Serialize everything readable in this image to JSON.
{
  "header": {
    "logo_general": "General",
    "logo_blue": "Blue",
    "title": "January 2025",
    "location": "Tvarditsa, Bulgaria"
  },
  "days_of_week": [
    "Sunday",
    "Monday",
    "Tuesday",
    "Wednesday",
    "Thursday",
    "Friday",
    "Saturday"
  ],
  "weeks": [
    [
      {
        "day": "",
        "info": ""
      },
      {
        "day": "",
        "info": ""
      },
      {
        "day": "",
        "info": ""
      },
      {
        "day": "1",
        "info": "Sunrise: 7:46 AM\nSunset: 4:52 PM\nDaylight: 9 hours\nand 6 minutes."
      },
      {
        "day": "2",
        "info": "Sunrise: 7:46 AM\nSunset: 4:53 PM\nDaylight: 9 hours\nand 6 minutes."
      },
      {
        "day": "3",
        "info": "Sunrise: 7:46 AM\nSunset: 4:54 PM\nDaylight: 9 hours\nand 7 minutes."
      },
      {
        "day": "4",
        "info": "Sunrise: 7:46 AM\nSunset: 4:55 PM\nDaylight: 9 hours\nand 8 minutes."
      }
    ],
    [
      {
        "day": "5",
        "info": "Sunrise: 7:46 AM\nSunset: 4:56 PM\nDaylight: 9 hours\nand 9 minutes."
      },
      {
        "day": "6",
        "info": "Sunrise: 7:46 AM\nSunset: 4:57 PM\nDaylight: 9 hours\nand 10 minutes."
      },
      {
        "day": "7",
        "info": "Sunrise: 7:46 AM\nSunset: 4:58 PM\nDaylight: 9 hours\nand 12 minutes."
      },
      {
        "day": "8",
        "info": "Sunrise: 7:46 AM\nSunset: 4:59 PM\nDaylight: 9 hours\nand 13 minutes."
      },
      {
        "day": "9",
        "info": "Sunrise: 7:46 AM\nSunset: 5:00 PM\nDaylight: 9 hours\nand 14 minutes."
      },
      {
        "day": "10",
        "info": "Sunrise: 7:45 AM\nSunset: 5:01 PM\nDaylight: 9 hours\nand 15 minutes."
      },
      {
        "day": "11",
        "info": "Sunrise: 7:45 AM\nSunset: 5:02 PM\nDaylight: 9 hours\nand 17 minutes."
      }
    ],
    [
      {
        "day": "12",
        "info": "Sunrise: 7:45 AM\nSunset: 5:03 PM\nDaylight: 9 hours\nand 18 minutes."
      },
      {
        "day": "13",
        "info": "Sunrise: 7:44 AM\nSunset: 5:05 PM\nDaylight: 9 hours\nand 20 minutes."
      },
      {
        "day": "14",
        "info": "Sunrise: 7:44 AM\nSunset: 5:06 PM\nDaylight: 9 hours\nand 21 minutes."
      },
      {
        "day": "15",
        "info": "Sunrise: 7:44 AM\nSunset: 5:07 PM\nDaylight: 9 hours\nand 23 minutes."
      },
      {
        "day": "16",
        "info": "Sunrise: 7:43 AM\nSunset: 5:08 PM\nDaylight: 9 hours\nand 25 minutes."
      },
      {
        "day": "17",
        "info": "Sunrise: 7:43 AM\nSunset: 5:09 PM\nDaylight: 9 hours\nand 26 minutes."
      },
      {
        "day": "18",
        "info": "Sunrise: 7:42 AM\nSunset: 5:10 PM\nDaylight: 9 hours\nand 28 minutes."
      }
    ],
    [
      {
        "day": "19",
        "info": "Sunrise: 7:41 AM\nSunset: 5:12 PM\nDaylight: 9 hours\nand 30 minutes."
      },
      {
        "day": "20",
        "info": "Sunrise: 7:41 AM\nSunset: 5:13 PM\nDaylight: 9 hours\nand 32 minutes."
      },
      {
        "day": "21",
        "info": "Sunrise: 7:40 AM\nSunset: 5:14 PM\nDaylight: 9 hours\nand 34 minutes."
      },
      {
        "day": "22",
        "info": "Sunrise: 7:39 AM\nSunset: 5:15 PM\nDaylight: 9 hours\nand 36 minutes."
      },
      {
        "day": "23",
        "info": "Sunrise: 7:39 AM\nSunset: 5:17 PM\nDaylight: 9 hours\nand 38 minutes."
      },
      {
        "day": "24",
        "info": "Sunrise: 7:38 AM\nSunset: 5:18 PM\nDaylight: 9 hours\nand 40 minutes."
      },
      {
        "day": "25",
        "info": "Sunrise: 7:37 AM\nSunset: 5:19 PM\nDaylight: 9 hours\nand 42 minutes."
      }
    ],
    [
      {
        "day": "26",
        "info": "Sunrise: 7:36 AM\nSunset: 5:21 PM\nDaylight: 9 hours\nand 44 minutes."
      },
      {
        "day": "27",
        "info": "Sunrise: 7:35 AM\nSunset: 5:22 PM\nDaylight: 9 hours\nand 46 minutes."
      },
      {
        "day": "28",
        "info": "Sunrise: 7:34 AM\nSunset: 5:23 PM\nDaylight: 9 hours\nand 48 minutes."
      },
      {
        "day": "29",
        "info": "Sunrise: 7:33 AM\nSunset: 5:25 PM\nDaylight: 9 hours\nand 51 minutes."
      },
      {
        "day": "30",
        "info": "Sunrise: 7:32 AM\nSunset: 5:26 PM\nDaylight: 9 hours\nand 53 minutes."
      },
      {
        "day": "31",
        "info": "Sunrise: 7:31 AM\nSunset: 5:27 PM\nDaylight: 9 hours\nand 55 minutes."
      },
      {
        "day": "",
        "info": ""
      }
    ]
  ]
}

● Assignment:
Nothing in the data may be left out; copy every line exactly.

● Task response:
Serialize everything readable in this image to JSON.
{
  "header": {
    "logo_general": "General",
    "logo_blue": "Blue",
    "title": "January 2025",
    "location": "Tvarditsa, Bulgaria"
  },
  "days_of_week": [
    "Sunday",
    "Monday",
    "Tuesday",
    "Wednesday",
    "Thursday",
    "Friday",
    "Saturday"
  ],
  "weeks": [
    [
      {
        "day": "",
        "info": ""
      },
      {
        "day": "",
        "info": ""
      },
      {
        "day": "",
        "info": ""
      },
      {
        "day": "1",
        "info": "Sunrise: 7:46 AM\nSunset: 4:52 PM\nDaylight: 9 hours\nand 6 minutes."
      },
      {
        "day": "2",
        "info": "Sunrise: 7:46 AM\nSunset: 4:53 PM\nDaylight: 9 hours\nand 6 minutes."
      },
      {
        "day": "3",
        "info": "Sunrise: 7:46 AM\nSunset: 4:54 PM\nDaylight: 9 hours\nand 7 minutes."
      },
      {
        "day": "4",
        "info": "Sunrise: 7:46 AM\nSunset: 4:55 PM\nDaylight: 9 hours\nand 8 minutes."
      }
    ],
    [
      {
        "day": "5",
        "info": "Sunrise: 7:46 AM\nSunset: 4:56 PM\nDaylight: 9 hours\nand 9 minutes."
      },
      {
        "day": "6",
        "info": "Sunrise: 7:46 AM\nSunset: 4:57 PM\nDaylight: 9 hours\nand 10 minutes."
      },
      {
        "day": "7",
        "info": "Sunrise: 7:46 AM\nSunset: 4:58 PM\nDaylight: 9 hours\nand 12 minutes."
      },
      {
        "day": "8",
        "info": "Sunrise: 7:46 AM\nSunset: 4:59 PM\nDaylight: 9 hours\nand 13 minutes."
      },
      {
        "day": "9",
        "info": "Sunrise: 7:46 AM\nSunset: 5:00 PM\nDaylight: 9 hours\nand 14 minutes."
      },
      {
        "day": "10",
        "info": "Sunrise: 7:45 AM\nSunset: 5:01 PM\nDaylight: 9 hours\nand 15 minutes."
      },
      {
        "day": "11",
        "info": "Sunrise: 7:45 AM\nSunset: 5:02 PM\nDaylight: 9 hours\nand 17 minutes."
      }
    ],
    [
      {
        "day": "12",
        "info": "Sunrise: 7:45 AM\nSunset: 5:03 PM\nDaylight: 9 hours\nand 18 minutes."
      },
      {
        "day": "13",
        "info": "Sunrise: 7:44 AM\nSunset: 5:05 PM\nDaylight: 9 hours\nand 20 minutes."
      },
      {
        "day": "14",
        "info": "Sunrise: 7:44 AM\nSunset: 5:06 PM\nDaylight: 9 hours\nand 21 minutes."
      },
      {
        "day": "15",
        "info": "Sunrise: 7:44 AM\nSunset: 5:07 PM\nDaylight: 9 hours\nand 23 minutes."
      },
      {
        "day": "16",
        "info": "Sunrise: 7:43 AM\nSunset: 5:08 PM\nDaylight: 9 hours\nand 25 minutes."
      },
      {
        "day": "17",
        "info": "Sunrise: 7:43 AM\nSunset: 5:09 PM\nDaylight: 9 hours\nand 26 minutes."
      },
      {
        "day": "18",
        "info": "Sunrise: 7:42 AM\nSunset: 5:10 PM\nDaylight: 9 hours\nand 28 minutes."
      }
    ],
    [
      {
        "day": "19",
        "info": "Sunrise: 7:41 AM\nSunset: 5:12 PM\nDaylight: 9 hours\nand 30 minutes."
      },
      {
        "day": "20",
        "info": "Sunrise: 7:41 AM\nSunset: 5:13 PM\nDaylight: 9 hours\nand 32 minutes."
      },
      {
        "day": "21",
        "info": "Sunrise: 7:40 AM\nSunset: 5:14 PM\nDaylight: 9 hours\nand 34 minutes."
      },
      {
        "day": "22",
        "info": "Sunrise: 7:39 AM\nSunset: 5:15 PM\nDaylight: 9 hours\nand 36 minutes."
      },
      {
        "day": "23",
        "info": "Sunrise: 7:39 AM\nSunset: 5:17 PM\nDaylight: 9 hours\nand 38 minutes."
      },
      {
        "day": "24",
        "info": "Sunrise: 7:38 AM\nSunset: 5:18 PM\nDaylight: 9 hours\nand 40 minutes."
      },
      {
        "day": "25",
        "info": "Sunrise: 7:37 AM\nSunset: 5:19 PM\nDaylight: 9 hours\nand 42 minutes."
      }
    ],
    [
      {
        "day": "26",
        "info": "Sunrise: 7:36 AM\nSunset: 5:21 PM\nDaylight: 9 hours\nand 44 minutes."
      },
      {
        "day": "27",
        "info": "Sunrise: 7:35 AM\nSunset: 5:22 PM\nDaylight: 9 hours\nand 46 minutes."
      },
      {
        "day": "28",
        "info": "Sunrise: 7:34 AM\nSunset: 5:23 PM\nDaylight: 9 hours\nand 48 minutes."
      },
      {
        "day": "29",
        "info": "Sunrise: 7:33 AM\nSunset: 5:25 PM\nDaylight: 9 hours\nand 51 minutes."
      },
      {
        "day": "30",
        "info": "Sunrise: 7:32 AM\nSunset: 5:26 PM\nDaylight: 9 hours\nand 53 minutes."
      },
      {
        "day": "31",
        "info": "Sunrise: 7:31 AM\nSunset: 5:27 PM\nDaylight: 9 hours\nand 55 minutes."
      },
      {
        "day": "",
        "info": ""
      }
    ]
  ]
}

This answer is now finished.